In 1873 Bierce and Stoddard were friends. Bierce was warning Stoddard that he might be seen as a “bad man” because of his “individuality [of] thought and conduct.” It is evident that Bierce knew what Stoddard did and what the legal ramifications for those acts were, but by 1878 Bierce found Stoddard himself abhorrent. Stoddard had not changed. What had changed were the ways in which masculinity itself was defined and categorized, the ways in which certain behaviors were assigned classifications linking them not only to perversion but a perversion which came from within the body, a physical aberration, a sickness, a plague. I believe we can see the effects this taxonomy of desire had on the nineteenth century male social sphere in the changing dynamics in the relationships between Charles Warren Stoddard and Ambrose Bierce as well as Stoddard's relationship with various other men. We may also see, reflected in his writing, how this change affected Stoddard.

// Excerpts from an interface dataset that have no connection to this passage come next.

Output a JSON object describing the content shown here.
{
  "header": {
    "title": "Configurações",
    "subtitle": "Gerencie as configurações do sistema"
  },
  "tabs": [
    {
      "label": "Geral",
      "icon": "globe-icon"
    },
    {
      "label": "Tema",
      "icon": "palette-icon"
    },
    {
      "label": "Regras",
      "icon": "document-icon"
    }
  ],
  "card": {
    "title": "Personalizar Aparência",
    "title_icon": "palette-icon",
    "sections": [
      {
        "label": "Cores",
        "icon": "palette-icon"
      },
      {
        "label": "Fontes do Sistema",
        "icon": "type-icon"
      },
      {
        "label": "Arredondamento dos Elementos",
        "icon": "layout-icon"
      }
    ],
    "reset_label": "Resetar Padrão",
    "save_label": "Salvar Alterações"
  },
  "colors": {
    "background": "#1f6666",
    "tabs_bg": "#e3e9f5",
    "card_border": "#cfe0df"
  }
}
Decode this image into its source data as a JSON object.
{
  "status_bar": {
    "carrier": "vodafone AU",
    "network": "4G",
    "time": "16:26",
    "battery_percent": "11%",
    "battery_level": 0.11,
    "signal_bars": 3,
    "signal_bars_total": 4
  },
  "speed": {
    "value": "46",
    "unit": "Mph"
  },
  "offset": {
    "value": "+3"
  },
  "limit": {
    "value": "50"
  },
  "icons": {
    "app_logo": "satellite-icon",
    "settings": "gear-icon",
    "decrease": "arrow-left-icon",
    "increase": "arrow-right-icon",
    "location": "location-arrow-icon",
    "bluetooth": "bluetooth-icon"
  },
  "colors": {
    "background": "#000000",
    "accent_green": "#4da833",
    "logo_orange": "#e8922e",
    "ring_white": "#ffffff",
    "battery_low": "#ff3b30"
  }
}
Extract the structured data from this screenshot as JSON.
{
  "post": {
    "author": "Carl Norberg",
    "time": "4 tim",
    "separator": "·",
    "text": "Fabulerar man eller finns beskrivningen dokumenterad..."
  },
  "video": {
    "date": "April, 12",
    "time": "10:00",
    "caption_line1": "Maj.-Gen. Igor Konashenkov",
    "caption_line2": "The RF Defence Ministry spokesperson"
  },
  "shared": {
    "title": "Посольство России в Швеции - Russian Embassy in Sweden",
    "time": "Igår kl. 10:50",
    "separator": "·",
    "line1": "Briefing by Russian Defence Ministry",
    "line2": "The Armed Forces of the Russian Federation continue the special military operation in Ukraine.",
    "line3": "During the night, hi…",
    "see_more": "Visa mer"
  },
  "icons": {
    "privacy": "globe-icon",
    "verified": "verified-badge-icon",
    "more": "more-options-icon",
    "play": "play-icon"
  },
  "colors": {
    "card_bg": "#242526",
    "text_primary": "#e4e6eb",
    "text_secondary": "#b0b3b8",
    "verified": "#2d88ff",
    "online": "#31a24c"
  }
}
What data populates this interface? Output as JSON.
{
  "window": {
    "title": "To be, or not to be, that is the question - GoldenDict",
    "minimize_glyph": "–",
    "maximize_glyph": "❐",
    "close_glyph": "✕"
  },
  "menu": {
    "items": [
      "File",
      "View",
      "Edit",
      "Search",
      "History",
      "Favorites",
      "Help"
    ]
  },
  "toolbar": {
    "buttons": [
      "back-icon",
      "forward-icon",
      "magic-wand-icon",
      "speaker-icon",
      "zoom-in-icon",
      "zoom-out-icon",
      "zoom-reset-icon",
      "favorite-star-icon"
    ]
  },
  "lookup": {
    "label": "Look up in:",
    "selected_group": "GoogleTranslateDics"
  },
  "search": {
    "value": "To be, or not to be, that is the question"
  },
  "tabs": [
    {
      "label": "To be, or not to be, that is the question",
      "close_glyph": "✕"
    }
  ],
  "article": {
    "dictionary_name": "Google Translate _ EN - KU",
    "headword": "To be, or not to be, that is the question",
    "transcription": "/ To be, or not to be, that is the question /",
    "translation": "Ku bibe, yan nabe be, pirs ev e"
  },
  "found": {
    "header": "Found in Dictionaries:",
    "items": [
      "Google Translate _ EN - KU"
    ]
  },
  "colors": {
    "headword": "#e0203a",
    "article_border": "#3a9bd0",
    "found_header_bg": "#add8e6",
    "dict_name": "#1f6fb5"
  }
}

Today is twenty-one years of domestic bliss.

I love him so much, my life would be so empty without him.

Saturday, November 15, 2008

This Is How I Feel

I worked today, served breakfast to folks headed to and coming back from the rally at city hall, wishing I could have joined. It was an exceptionally fine day in SF, perfect for naked protesting. Alas, but not for me. Was anyone naked at the protest? I saw one gentleman wearing a tiny black posing thong and a cowboy hat on Castro Street as I walked home after my day's toil. I stopped to tell him how much I appreciated seeing him around. He said he had been at the rally wearing his itsy-bitsy costume!

I've been thinking a lot about the aftermath of this election, trying to reconcile my ambivalence with my sense of outrage. I do not believe in special rights for married people. I think government sanctioned marriage creates an institution which privileges a group of people; those who are able to take advantage of that institution and its specific rights which are not available to everyone. And everyone is not able to join that institution, either because they can not find a partner, choose not to, or are in relationships which do not fit the definition prescribed by the state. In that sense, when I see signs saying "Equality For All," I do not buy the argument--do not want to be a part of that movement--because it is a lie. It is NOT equality for all, it is only about being added to the list of people who are privileged with the rights which the institution of marriage affords.

However, I do not believe it is okay to change the constitution to disadvantage one group of people. What is next, shall we vote to rewrite the constitution to not allow blond people the right to vote? Of course not. This is about bigotry and homophobia, which we must fight. But do not tell me it is about equality, it is not.

Now get out there and make some noise! And a big thanks to everyone who did just that today.